BRIEF>
Return only the number of lines in the data below where the word "mudslides" appears.

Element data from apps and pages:
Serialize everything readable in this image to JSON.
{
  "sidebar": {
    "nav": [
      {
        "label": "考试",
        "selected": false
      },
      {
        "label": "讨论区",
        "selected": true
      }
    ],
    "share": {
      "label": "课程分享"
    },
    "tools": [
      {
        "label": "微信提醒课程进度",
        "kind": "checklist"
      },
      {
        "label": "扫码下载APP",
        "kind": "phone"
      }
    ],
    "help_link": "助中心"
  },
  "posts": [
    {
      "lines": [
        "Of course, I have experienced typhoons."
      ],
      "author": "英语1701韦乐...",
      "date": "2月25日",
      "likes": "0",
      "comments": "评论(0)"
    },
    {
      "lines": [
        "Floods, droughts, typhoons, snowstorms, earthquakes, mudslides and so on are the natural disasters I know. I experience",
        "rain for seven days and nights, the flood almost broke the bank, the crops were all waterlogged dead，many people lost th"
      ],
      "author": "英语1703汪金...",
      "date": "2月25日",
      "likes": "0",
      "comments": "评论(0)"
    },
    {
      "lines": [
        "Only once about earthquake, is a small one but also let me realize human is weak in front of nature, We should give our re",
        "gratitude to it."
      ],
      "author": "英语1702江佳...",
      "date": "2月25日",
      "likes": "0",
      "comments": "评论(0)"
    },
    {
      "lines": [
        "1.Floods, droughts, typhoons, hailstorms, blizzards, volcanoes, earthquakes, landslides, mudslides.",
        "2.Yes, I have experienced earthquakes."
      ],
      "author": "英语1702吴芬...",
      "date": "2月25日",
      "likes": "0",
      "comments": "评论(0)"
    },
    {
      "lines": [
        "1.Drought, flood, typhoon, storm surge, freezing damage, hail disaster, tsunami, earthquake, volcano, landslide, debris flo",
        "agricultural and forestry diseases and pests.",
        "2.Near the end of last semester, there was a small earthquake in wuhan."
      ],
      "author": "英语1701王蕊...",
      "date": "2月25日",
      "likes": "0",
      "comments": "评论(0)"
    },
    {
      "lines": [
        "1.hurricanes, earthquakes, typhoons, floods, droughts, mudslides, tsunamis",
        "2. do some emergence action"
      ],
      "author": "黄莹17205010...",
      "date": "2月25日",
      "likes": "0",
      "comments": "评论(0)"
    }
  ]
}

SOLVED PROBLEM>
3